Probiotics, as defined by the Food and Agricultural Organization of the World Health Organization, are “live microorganisms that when administered in adequate amounts confer a health benefit on the host” (FAO and WHO, 2002). The main health benefits of the consumption of probiotics can be summarized to the following points: Probiotics may enhance the resistance of the intestine to pathogenic invasion, restrict the overgrowth of harmful bacteria in the gut, improve the intestinal epithelial barrier function and expedite the response of the human body to possible diseases by provoking the release of appropriate substances (e.g. short-chain fatty acids) (Cremon, Barbaro, Ventura, & Barbara, 2018). There are several yeast and bacterial probiotics, the most common of which are lactobacilli and bifidobacteria and enteroccoci (Vandenplas, 2016).
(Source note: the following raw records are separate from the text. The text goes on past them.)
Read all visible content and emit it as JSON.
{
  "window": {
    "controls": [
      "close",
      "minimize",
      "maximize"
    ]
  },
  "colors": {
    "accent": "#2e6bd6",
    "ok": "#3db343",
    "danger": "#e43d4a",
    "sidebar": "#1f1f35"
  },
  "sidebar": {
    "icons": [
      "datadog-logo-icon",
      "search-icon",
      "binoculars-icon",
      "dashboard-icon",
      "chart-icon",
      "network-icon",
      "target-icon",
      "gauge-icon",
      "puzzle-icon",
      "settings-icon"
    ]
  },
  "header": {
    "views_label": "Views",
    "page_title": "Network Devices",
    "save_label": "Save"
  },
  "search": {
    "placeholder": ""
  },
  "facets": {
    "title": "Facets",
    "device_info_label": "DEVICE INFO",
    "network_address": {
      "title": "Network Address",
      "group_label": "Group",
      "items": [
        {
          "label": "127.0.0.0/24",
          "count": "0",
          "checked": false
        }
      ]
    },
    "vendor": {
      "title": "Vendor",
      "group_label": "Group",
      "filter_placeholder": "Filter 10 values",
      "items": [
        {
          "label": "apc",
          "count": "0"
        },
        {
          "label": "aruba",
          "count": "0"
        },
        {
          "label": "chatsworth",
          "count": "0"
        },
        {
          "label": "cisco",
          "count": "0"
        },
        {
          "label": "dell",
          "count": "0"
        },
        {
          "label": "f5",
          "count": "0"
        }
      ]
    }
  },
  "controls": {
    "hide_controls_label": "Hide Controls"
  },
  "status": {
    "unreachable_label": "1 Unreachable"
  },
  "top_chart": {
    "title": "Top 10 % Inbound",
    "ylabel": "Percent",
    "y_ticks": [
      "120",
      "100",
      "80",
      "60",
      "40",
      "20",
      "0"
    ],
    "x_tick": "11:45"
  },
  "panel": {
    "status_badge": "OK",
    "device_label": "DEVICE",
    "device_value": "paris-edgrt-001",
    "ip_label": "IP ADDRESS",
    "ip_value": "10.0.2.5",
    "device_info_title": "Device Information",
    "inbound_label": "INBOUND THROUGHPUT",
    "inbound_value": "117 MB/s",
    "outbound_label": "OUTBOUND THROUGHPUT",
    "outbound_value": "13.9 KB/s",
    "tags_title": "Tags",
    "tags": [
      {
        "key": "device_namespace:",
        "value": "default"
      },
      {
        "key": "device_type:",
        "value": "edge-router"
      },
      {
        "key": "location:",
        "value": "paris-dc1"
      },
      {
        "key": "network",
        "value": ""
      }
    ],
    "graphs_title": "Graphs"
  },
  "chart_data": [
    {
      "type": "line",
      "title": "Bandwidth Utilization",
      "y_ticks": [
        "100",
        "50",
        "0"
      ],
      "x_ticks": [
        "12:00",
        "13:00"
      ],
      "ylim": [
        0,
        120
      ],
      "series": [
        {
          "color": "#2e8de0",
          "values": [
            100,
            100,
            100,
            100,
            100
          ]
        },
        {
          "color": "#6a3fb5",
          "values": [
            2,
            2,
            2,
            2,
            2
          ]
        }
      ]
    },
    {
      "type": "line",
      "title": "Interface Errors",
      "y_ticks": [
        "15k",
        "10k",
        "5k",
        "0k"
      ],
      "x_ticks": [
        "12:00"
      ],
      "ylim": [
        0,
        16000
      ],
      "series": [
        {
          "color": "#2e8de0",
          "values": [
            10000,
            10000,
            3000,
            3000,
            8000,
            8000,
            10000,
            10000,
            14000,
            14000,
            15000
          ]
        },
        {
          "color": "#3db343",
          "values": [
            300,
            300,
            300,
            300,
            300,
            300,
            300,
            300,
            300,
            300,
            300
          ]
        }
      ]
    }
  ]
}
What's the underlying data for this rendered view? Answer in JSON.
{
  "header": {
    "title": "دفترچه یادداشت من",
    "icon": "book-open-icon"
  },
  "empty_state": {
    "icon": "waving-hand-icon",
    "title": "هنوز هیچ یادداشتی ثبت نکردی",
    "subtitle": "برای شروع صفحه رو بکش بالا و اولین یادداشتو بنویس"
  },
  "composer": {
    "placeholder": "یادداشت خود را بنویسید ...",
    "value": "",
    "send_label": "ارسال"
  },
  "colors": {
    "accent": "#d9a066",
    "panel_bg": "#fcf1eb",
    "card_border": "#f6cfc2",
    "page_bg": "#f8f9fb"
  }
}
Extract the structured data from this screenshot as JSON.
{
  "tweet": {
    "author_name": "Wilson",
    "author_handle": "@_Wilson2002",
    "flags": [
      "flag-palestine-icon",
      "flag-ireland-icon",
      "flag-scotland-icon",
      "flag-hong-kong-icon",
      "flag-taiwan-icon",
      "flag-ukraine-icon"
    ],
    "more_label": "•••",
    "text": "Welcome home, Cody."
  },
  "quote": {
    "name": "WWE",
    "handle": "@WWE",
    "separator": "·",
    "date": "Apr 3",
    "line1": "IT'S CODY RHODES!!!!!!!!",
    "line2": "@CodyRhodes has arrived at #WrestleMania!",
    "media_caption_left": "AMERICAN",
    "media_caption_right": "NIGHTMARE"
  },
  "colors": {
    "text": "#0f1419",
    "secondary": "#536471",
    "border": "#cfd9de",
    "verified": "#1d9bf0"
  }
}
Extensive research on probiotics has led to the development of other substances called prebiotics, which are selectively fermented ingredients that allow specific modifications concerning the growth and the activity of beneficial bacterial species in the gut (S. H. Duncan & Flint, 2013; FAO and WHO, 2002; Gibson, Probert, Loo, Rastall, & Roberfroid, 2004). The ingestion of prebiotics has the same aim as probiotics, which is the improvement of the host health via alternation of the intestinal flora, though based on a different operating mechanism (Food and Agriculture Organisation and WHO, 2002). More specifically, prebiotics induce the growth of beneficial bacteria that are already present in the human gastointestinal tract, thus enhancing their functionality (B. Duncan, 2013). They can also be consumed in order to maximize the positive health effects of probiotics (Kadlec & Jakubec, 2014). Prebiotics can either be natural plant components or artificially produced substances. The most known ones are nondigestible oligosaccharides (Baquerizo Nole, Yim, & Keri, 2014).